Short and sweet Short and sweet\images\insights\article\road-pine-trees-small.jpg December 8 2023 December 8 2023

Short and sweet

 A decline in rates could boost the short end of the yield curve.

Published December 8 2023
My Content
Video Transcript
Question: How might the end of the Fed's tightening impact ultrashort funds?
Nicholas Tripodes: There's a lot of very attractive securities in the short duration space. If you think about where we are from an interest rate standpoint, 2-Year Treasuries are close to 5%. So there's a lot of opportunities for investors across investment-grade corporates and asset-backed securities. If investors are willing to take a little credit risk, there's also opportunities in mortgages and Treasuries. A few years ago, for an investor to get 3% to 4% in high yield or overall yield, they had to invest in junk bonds or high-yield securities. Now you can buy very high-quality investment-grade securities, some of them yielding 5% with no credit. And if you want to take credit risk, there's opportunities to invest in yields between 6% and 8%. So this really has provided a nice opportunity, especially where we were a couple years ago in the zero interest rate environment. If we think the Fed is done or even if they move another 25 basis points or so, there's going to be very minimal impact to prices.
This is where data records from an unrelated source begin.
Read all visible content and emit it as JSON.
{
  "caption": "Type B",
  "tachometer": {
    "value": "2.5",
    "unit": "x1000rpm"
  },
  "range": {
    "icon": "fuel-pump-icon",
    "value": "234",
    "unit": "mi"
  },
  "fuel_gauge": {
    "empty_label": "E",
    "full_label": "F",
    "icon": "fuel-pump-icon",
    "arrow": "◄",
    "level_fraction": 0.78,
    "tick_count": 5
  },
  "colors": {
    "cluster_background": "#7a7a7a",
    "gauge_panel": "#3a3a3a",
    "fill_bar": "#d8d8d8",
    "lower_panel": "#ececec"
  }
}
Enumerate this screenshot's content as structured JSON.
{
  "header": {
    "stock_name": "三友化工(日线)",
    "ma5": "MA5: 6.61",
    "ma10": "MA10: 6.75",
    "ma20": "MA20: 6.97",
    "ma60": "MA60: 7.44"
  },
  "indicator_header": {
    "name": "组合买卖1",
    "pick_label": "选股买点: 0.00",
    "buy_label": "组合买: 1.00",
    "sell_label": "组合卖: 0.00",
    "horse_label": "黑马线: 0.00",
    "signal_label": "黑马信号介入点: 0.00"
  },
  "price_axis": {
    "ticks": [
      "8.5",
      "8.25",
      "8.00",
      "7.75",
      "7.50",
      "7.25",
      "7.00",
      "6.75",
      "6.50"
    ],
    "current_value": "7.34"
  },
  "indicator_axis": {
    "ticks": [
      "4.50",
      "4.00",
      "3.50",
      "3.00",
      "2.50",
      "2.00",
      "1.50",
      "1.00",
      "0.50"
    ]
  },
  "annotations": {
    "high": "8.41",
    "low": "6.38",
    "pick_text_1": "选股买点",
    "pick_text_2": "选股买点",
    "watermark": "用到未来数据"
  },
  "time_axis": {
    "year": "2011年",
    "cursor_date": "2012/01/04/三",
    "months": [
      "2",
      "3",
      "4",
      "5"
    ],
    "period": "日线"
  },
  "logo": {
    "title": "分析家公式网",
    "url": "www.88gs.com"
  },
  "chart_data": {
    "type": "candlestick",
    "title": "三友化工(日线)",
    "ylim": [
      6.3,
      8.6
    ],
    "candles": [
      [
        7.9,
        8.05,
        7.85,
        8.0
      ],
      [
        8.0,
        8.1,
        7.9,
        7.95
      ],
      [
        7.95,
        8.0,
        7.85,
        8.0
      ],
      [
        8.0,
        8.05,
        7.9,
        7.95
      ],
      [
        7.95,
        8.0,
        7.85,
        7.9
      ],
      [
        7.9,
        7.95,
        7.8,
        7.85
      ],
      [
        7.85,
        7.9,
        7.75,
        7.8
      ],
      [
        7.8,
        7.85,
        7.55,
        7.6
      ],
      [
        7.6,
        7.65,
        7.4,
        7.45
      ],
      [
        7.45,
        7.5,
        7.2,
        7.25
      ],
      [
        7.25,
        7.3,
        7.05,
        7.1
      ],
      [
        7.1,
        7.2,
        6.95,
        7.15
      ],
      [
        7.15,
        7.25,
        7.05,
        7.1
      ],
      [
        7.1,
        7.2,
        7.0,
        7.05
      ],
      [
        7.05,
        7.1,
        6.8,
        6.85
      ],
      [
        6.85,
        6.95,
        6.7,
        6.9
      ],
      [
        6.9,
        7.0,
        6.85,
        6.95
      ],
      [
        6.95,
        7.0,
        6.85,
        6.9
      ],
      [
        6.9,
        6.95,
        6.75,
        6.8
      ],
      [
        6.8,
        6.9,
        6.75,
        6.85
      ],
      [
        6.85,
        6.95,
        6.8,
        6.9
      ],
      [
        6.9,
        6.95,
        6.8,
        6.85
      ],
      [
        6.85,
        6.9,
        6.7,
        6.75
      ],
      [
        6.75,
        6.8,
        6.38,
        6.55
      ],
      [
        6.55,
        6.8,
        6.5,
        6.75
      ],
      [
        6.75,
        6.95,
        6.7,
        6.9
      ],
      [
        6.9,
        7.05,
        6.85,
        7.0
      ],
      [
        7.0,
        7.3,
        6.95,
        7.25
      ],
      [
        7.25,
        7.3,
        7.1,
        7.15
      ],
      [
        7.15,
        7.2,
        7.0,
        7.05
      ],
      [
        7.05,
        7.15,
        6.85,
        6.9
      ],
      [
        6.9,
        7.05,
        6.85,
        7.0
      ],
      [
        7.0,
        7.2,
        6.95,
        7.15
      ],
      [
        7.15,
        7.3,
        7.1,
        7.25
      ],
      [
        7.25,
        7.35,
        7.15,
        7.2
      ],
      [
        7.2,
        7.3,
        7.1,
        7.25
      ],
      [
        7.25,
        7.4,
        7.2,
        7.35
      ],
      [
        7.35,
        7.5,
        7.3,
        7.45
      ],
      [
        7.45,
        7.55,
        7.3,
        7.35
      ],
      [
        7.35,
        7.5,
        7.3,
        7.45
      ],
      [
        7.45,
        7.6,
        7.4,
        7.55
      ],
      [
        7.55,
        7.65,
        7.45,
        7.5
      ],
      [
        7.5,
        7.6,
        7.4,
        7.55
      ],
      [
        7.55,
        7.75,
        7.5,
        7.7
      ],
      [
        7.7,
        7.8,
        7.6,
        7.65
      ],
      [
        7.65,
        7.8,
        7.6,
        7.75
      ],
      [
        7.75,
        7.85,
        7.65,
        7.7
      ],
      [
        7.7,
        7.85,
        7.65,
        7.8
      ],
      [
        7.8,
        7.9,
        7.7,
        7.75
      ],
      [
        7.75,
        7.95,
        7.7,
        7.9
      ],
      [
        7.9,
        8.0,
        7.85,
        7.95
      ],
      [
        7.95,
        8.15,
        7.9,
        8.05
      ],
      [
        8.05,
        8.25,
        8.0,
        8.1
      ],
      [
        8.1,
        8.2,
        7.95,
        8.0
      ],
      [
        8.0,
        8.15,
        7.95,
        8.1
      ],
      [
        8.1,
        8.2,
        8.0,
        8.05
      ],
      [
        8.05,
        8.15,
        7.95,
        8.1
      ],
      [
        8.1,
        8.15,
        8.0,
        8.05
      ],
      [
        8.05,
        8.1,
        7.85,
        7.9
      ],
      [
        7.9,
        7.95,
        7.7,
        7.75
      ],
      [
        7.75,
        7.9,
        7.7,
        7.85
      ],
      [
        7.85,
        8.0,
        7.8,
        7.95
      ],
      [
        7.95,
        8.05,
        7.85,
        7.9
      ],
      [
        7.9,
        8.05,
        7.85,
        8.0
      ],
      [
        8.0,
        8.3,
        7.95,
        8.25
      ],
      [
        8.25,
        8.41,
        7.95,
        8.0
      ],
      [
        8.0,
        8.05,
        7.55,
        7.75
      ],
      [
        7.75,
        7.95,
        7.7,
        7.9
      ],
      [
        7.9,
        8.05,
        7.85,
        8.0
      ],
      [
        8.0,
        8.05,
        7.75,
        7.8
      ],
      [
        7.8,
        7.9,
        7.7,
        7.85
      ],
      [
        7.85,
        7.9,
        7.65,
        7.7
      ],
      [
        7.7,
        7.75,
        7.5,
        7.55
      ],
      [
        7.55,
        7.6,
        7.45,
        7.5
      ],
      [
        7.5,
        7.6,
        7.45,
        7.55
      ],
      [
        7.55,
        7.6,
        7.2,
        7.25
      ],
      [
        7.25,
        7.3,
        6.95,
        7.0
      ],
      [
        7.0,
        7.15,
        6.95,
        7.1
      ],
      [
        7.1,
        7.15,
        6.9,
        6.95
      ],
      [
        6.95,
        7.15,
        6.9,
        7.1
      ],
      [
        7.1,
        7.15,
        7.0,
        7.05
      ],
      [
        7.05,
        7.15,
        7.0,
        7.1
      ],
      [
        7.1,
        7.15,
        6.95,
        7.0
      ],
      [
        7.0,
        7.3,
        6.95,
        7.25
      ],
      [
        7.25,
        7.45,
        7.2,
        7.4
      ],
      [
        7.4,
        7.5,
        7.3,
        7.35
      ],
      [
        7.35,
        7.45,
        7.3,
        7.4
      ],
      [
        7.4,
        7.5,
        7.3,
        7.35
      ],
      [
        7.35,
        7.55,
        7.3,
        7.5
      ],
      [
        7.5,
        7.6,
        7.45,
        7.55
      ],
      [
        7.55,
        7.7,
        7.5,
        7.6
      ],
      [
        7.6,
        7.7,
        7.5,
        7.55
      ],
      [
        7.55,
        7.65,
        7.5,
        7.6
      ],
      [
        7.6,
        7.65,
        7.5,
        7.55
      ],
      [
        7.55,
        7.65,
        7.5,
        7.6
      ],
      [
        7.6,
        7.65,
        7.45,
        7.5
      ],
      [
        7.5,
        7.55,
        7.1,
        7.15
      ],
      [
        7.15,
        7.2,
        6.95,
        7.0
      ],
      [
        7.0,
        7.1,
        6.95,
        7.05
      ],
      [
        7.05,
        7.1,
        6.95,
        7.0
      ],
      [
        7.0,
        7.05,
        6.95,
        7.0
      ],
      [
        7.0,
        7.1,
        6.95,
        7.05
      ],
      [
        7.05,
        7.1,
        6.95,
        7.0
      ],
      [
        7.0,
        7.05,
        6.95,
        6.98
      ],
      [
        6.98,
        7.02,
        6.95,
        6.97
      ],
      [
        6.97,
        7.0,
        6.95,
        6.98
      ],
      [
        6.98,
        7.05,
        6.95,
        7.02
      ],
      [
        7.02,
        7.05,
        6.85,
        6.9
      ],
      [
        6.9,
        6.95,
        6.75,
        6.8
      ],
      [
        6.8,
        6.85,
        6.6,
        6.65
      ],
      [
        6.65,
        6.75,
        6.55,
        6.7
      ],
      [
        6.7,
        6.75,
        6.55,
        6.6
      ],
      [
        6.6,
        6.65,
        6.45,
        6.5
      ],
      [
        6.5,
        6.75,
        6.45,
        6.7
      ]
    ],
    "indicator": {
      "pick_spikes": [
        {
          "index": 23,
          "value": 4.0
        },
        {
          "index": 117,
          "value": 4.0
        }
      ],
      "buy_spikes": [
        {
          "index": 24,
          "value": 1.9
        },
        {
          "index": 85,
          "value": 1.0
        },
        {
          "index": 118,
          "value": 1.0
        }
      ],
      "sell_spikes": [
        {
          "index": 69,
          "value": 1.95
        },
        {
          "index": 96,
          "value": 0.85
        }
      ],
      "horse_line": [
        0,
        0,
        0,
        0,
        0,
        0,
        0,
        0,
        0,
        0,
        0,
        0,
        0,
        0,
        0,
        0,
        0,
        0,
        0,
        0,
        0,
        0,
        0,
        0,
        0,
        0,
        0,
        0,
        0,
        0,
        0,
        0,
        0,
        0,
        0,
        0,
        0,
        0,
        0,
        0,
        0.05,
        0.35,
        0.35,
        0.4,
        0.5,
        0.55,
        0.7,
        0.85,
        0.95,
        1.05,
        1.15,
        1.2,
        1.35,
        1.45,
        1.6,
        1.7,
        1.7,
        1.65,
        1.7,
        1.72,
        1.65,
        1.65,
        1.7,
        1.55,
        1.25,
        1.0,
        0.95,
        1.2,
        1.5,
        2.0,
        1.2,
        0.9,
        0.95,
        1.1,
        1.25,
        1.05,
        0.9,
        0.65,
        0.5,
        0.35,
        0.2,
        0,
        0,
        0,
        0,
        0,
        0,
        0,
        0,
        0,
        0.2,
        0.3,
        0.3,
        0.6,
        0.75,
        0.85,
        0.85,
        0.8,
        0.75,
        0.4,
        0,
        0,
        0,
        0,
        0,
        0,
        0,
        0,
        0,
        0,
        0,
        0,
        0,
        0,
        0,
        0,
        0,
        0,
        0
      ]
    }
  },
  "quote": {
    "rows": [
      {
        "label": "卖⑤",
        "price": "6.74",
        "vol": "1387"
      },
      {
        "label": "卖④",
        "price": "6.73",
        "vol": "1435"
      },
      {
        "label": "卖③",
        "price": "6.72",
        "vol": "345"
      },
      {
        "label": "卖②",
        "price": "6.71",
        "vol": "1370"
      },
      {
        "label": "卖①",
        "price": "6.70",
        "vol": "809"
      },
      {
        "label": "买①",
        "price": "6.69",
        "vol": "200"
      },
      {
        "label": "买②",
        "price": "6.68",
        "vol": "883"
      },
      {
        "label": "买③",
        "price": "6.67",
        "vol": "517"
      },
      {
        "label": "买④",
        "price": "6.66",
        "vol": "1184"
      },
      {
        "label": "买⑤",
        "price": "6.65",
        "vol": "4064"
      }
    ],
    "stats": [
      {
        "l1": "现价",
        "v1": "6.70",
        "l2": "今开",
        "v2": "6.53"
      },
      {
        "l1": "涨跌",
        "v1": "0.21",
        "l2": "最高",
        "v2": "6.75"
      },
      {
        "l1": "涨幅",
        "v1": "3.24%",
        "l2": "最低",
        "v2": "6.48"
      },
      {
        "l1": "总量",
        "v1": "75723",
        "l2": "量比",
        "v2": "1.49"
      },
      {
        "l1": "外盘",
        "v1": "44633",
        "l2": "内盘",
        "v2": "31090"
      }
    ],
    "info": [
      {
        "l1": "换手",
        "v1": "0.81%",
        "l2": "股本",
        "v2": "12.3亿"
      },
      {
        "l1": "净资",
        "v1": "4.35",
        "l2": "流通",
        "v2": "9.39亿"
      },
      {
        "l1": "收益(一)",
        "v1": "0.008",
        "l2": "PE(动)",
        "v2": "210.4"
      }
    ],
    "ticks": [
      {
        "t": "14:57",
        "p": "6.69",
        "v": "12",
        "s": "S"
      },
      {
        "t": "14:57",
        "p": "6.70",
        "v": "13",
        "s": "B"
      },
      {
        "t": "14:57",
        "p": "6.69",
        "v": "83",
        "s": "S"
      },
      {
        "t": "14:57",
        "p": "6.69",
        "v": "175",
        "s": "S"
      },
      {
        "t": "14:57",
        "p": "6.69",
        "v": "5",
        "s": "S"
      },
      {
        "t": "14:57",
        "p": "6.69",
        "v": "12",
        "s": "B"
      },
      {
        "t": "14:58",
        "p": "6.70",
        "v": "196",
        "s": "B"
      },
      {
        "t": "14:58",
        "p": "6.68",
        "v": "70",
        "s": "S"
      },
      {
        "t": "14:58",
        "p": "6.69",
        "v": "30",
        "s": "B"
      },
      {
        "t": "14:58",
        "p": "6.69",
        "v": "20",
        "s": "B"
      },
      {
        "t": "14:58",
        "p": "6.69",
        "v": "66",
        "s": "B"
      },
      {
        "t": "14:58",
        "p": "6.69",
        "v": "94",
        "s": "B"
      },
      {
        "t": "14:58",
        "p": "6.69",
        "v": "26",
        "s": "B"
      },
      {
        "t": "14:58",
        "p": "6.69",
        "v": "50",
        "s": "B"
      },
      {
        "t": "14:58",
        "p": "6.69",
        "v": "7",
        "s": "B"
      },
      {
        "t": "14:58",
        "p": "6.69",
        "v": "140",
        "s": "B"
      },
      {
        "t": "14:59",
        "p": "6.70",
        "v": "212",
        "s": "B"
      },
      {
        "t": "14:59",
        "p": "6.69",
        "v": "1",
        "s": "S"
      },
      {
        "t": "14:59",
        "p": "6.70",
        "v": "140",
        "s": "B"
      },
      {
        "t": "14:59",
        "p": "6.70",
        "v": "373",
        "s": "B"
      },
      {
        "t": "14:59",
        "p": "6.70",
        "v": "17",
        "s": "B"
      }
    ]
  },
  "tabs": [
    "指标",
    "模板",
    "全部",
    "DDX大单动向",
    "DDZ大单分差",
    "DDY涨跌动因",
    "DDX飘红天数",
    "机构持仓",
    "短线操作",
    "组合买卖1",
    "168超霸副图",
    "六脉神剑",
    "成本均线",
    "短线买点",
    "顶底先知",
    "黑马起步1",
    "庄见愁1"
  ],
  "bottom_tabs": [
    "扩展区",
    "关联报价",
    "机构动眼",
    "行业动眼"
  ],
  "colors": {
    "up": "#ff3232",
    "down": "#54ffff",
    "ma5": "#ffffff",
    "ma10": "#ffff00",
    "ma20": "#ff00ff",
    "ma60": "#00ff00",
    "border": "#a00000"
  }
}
Obviously when rates rise, and we saw that happen in 2022 with a significant increase in interest rates, we saw prices drop materially and it was a very tough environment, one of the toughest bond environments in 40 or 50 years. Now we think there's limited downside to maybe a slight increase in rates or where we are with very stable rates. And if we see rates go down in 2024 possibly, then that just provides a nice boost to investors in the short end of the yield curve, especially with price increases if you see a decline in rates next year. So the positive carry an investor can earn, whether it's taking credit risk or no credit risk on the short end of the yield curve is a great opportunity and one of the best that we've seen in several years in the fixed
Tags Fixed Income . Interest Rates .

Views are as of the date above and are subject to change based on market conditions and other factors. These views should not be construed as a recommendation for any specific security or sector.

Bond prices are sensitive to changes in interest rates, and a rise in interest rates can cause a decline in their prices.

High-yield, lower-rated securities generally entail greater market, credit/default and liquidity risks and may be more volatile than investment-grade securities.

Yield Curve: Graph showing the comparative yields of securities in a particular class according to maturity. Securities on the long end of the yield curve have longer maturities.

Issued and approved by Federated Investment Management Company